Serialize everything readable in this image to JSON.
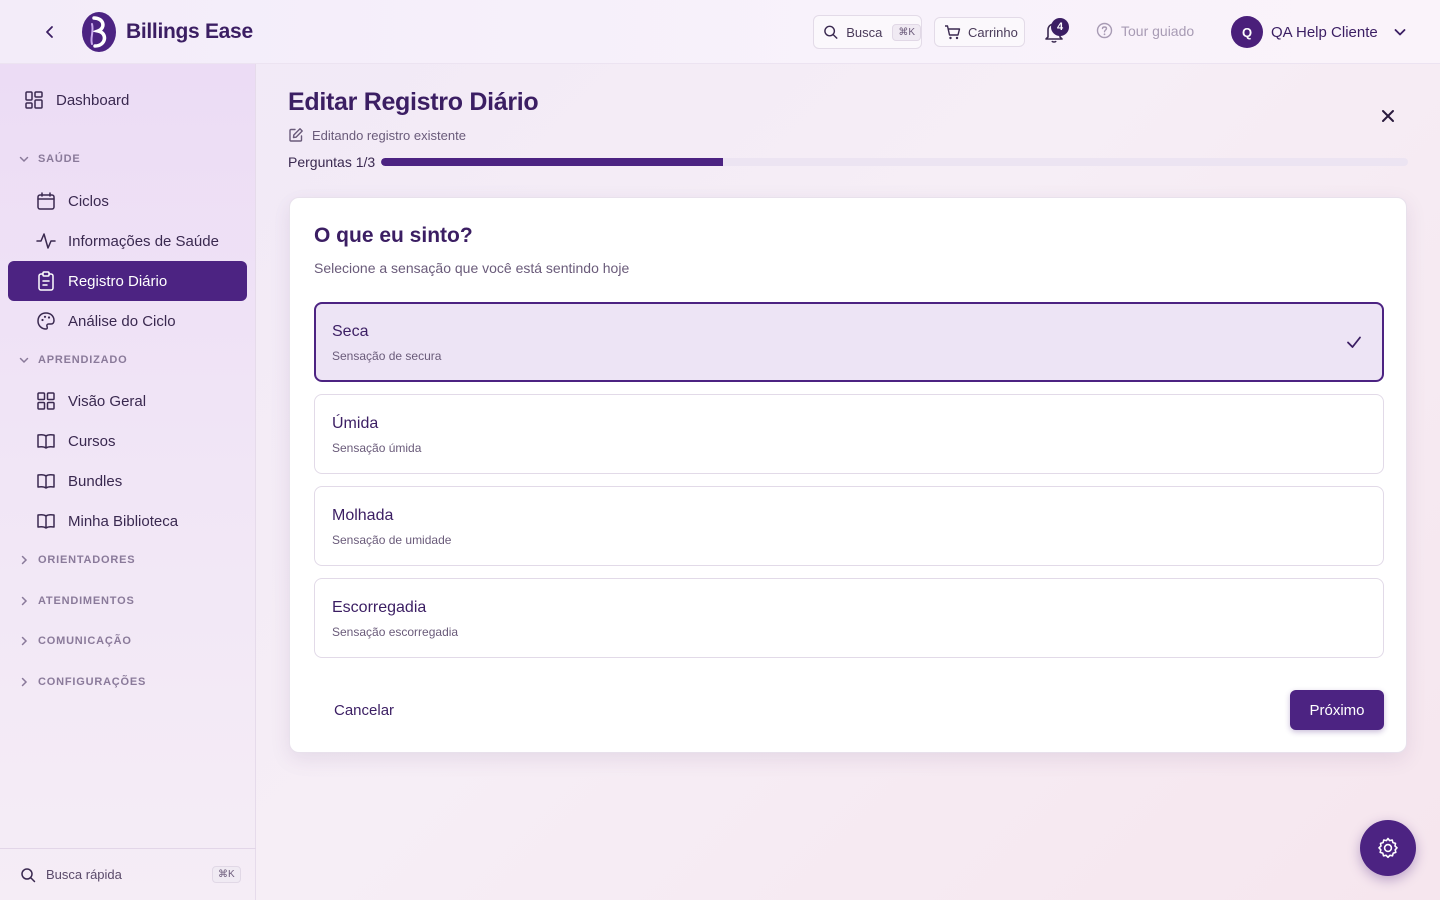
{
  "header": {
    "brand": "Billings Ease",
    "search_label": "Busca",
    "search_shortcut": "⌘K",
    "cart_label": "Carrinho",
    "notification_count": "4",
    "tour_label": "Tour guiado",
    "user_initial": "Q",
    "user_name": "QA Help Cliente"
  },
  "sidebar": {
    "dashboard": "Dashboard",
    "sections": {
      "saude": "SAÚDE",
      "aprendizado": "APRENDIZADO",
      "orientadores": "ORIENTADORES",
      "atendimentos": "ATENDIMENTOS",
      "comunicacao": "COMUNICAÇÃO",
      "configuracoes": "CONFIGURAÇÕES"
    },
    "items": {
      "ciclos": "Ciclos",
      "informacoes": "Informações de Saúde",
      "registro": "Registro Diário",
      "analise": "Análise do Ciclo",
      "visao": "Visão Geral",
      "cursos": "Cursos",
      "bundles": "Bundles",
      "biblioteca": "Minha Biblioteca"
    },
    "quick_search": "Busca rápida",
    "quick_search_shortcut": "⌘K"
  },
  "page": {
    "title": "Editar Registro Diário",
    "subtitle": "Editando registro existente",
    "progress_label": "Perguntas 1/3",
    "progress_fraction": 0.333
  },
  "question": {
    "title": "O que eu sinto?",
    "subtitle": "Selecione a sensação que você está sentindo hoje",
    "options": [
      {
        "label": "Seca",
        "desc": "Sensação de secura",
        "selected": true
      },
      {
        "label": "Úmida",
        "desc": "Sensação úmida",
        "selected": false
      },
      {
        "label": "Molhada",
        "desc": "Sensação de umidade",
        "selected": false
      },
      {
        "label": "Escorregadia",
        "desc": "Sensação escorregadia",
        "selected": false
      }
    ]
  },
  "actions": {
    "cancel": "Cancelar",
    "next": "Próximo"
  },
  "colors": {
    "accent": "#4c2382",
    "selected_bg": "#ede4f5"
  }
}
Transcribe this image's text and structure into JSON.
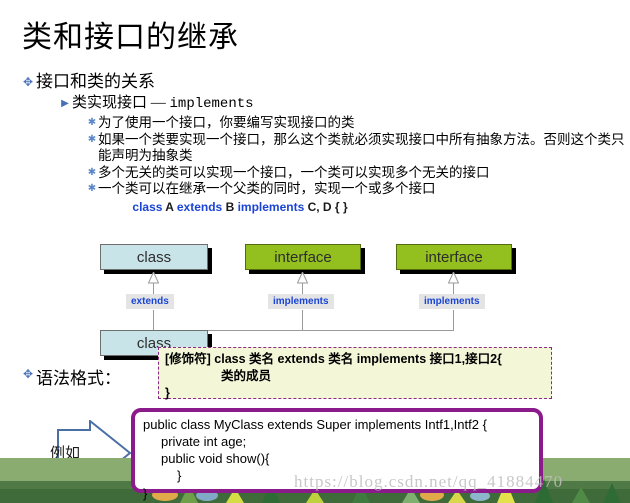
{
  "slide": {
    "title": "类和接口的继承"
  },
  "outline": {
    "level1": {
      "bullet_icon": "cross-arrow-bullet-icon",
      "text": "接口和类的关系"
    },
    "level2": {
      "bullet_icon": "triangle-bullet-icon",
      "text_prefix": "类实现接口 — ",
      "keyword": "implements"
    },
    "level3_items": [
      {
        "bullet_icon": "star-bullet-icon",
        "text": "为了使用一个接口，你要编写实现接口的类"
      },
      {
        "bullet_icon": "star-bullet-icon",
        "text": "如果一个类要实现一个接口，那么这个类就必须实现接口中所有抽象方法。否则这个类只能声明为抽象类"
      },
      {
        "bullet_icon": "star-bullet-icon",
        "text": "多个无关的类可以实现一个接口，一个类可以实现多个无关的接口"
      },
      {
        "bullet_icon": "star-bullet-icon",
        "text": "一个类可以在继承一个父类的同时，实现一个或多个接口"
      }
    ]
  },
  "signature_line": {
    "tokens": [
      {
        "text": "class",
        "kind": "keyword"
      },
      {
        "text": " A ",
        "kind": "identifier"
      },
      {
        "text": "extends",
        "kind": "keyword"
      },
      {
        "text": " B ",
        "kind": "identifier"
      },
      {
        "text": "implements",
        "kind": "keyword"
      },
      {
        "text": " C, D { }",
        "kind": "identifier"
      }
    ],
    "full_text": "class A extends B implements C, D { }"
  },
  "uml": {
    "boxes": [
      {
        "label": "class",
        "kind": "class"
      },
      {
        "label": "interface",
        "kind": "interface"
      },
      {
        "label": "interface",
        "kind": "interface"
      },
      {
        "label": "class",
        "kind": "class"
      }
    ],
    "relation_labels": [
      {
        "label": "extends"
      },
      {
        "label": "implements"
      },
      {
        "label": "implements"
      }
    ],
    "colors": {
      "class_fill": "#c9e4e8",
      "interface_fill": "#93c01f",
      "connector": "#9a9a9a",
      "chip_fill": "#e4e4e4",
      "chip_text": "#1a44d6"
    }
  },
  "syntax_section": {
    "label_bullet_icon": "cross-arrow-bullet-icon",
    "label": "语法格式：",
    "note_lines": [
      "[修饰符] class 类名 extends 类名 implements 接口1,接口2{",
      "类的成员",
      "}"
    ],
    "note_border_color": "#8b2a86",
    "note_fill_color": "#f3f7d8"
  },
  "example_section": {
    "arrow_label": "例如",
    "arrow_color": "#4a6fa5",
    "code_border_color": "#8b1a8b",
    "code_lines": [
      "public class MyClass extends Super implements Intf1,Intf2 {",
      "private int age;",
      "public void show(){",
      "}",
      "}"
    ]
  },
  "watermark": {
    "text": "https://blog.csdn.net/qq_41884470"
  }
}
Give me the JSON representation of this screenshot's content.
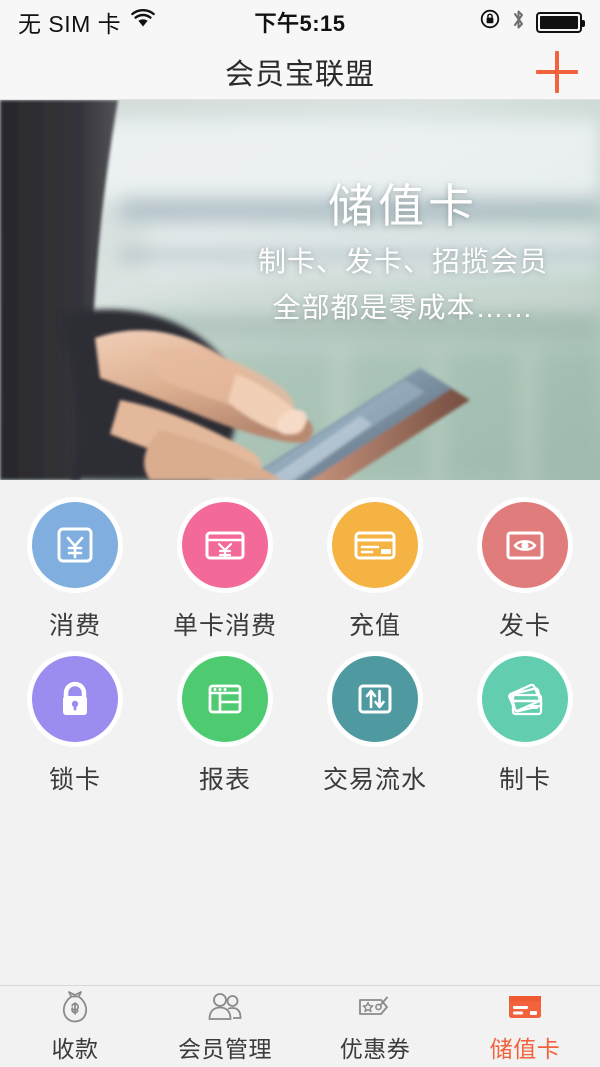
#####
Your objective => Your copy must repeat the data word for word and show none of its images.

Solution for this problem =>
Serialize everything readable in this image to JSON.
{
  "header": {
    "brand": "Billings Ease",
    "search_label": "Busca",
    "search_shortcut": "⌘K",
    "cart_label": "Carrinho",
    "notification_count": "4",
    "tour_label": "Tour guiado",
    "user_initial": "Q",
    "user_name": "QA Help Cliente"
  },
  "sidebar": {
    "dashboard": "Dashboard",
    "sections": {
      "saude": "SAÚDE",
      "aprendizado": "APRENDIZADO",
      "orientadores": "ORIENTADORES",
      "atendimentos": "ATENDIMENTOS",
      "comunicacao": "COMUNICAÇÃO",
      "configuracoes": "CONFIGURAÇÕES"
    },
    "items": {
      "ciclos": "Ciclos",
      "informacoes": "Informações de Saúde",
      "registro": "Registro Diário",
      "analise": "Análise do Ciclo",
      "visao": "Visão Geral",
      "cursos": "Cursos",
      "bundles": "Bundles",
      "biblioteca": "Minha Biblioteca"
    },
    "quick_search": "Busca rápida",
    "quick_search_shortcut": "⌘K"
  },
  "page": {
    "title": "Editar Registro Diário",
    "subtitle": "Editando registro existente",
    "progress_label": "Perguntas 1/3",
    "progress_fraction": 0.333
  },
  "question": {
    "title": "O que eu sinto?",
    "subtitle": "Selecione a sensação que você está sentindo hoje",
    "options": [
      {
        "label": "Seca",
        "desc": "Sensação de secura",
        "selected": true
      },
      {
        "label": "Úmida",
        "desc": "Sensação úmida",
        "selected": false
      },
      {
        "label": "Molhada",
        "desc": "Sensação de umidade",
        "selected": false
      },
      {
        "label": "Escorregadia",
        "desc": "Sensação escorregadia",
        "selected": false
      }
    ]
  },
  "actions": {
    "cancel": "Cancelar",
    "next": "Próximo"
  },
  "colors": {
    "accent": "#4c2382",
    "selected_bg": "#ede4f5"
  }
}
Transcribe this image's text and structure into JSON.
{
  "slide": {
    "title": "类和接口的继承"
  },
  "outline": {
    "level1": {
      "bullet_icon": "cross-arrow-bullet-icon",
      "text": "接口和类的关系"
    },
    "level2": {
      "bullet_icon": "triangle-bullet-icon",
      "text_prefix": "类实现接口 — ",
      "keyword": "implements"
    },
    "level3_items": [
      {
        "bullet_icon": "star-bullet-icon",
        "text": "为了使用一个接口，你要编写实现接口的类"
      },
      {
        "bullet_icon": "star-bullet-icon",
        "text": "如果一个类要实现一个接口，那么这个类就必须实现接口中所有抽象方法。否则这个类只能声明为抽象类"
      },
      {
        "bullet_icon": "star-bullet-icon",
        "text": "多个无关的类可以实现一个接口，一个类可以实现多个无关的接口"
      },
      {
        "bullet_icon": "star-bullet-icon",
        "text": "一个类可以在继承一个父类的同时，实现一个或多个接口"
      }
    ]
  },
  "signature_line": {
    "tokens": [
      {
        "text": "class",
        "kind": "keyword"
      },
      {
        "text": " A ",
        "kind": "identifier"
      },
      {
        "text": "extends",
        "kind": "keyword"
      },
      {
        "text": " B ",
        "kind": "identifier"
      },
      {
        "text": "implements",
        "kind": "keyword"
      },
      {
        "text": " C, D { }",
        "kind": "identifier"
      }
    ],
    "full_text": "class A extends B implements C, D { }"
  },
  "uml": {
    "boxes": [
      {
        "label": "class",
        "kind": "class"
      },
      {
        "label": "interface",
        "kind": "interface"
      },
      {
        "label": "interface",
        "kind": "interface"
      },
      {
        "label": "class",
        "kind": "class"
      }
    ],
    "relation_labels": [
      {
        "label": "extends"
      },
      {
        "label": "implements"
      },
      {
        "label": "implements"
      }
    ],
    "colors": {
      "class_fill": "#c9e4e8",
      "interface_fill": "#93c01f",
      "connector": "#9a9a9a",
      "chip_fill": "#e4e4e4",
      "chip_text": "#1a44d6"
    }
  },
  "syntax_section": {
    "label_bullet_icon": "cross-arrow-bullet-icon",
    "label": "语法格式：",
    "note_lines": [
      "[修饰符] class 类名 extends 类名 implements 接口1,接口2{",
      "类的成员",
      "}"
    ],
    "note_border_color": "#8b2a86",
    "note_fill_color": "#f3f7d8"
  },
  "example_section": {
    "arrow_label": "例如",
    "arrow_color": "#4a6fa5",
    "code_border_color": "#8b1a8b",
    "code_lines": [
      "public class MyClass extends Super implements Intf1,Intf2 {",
      "private int age;",
      "public void show(){",
      "}",
      "}"
    ]
  },
  "watermark": {
    "text": "https://blog.csdn.net/qq_41884470"
  }
}
Give me the JSON representation of this screenshot's content.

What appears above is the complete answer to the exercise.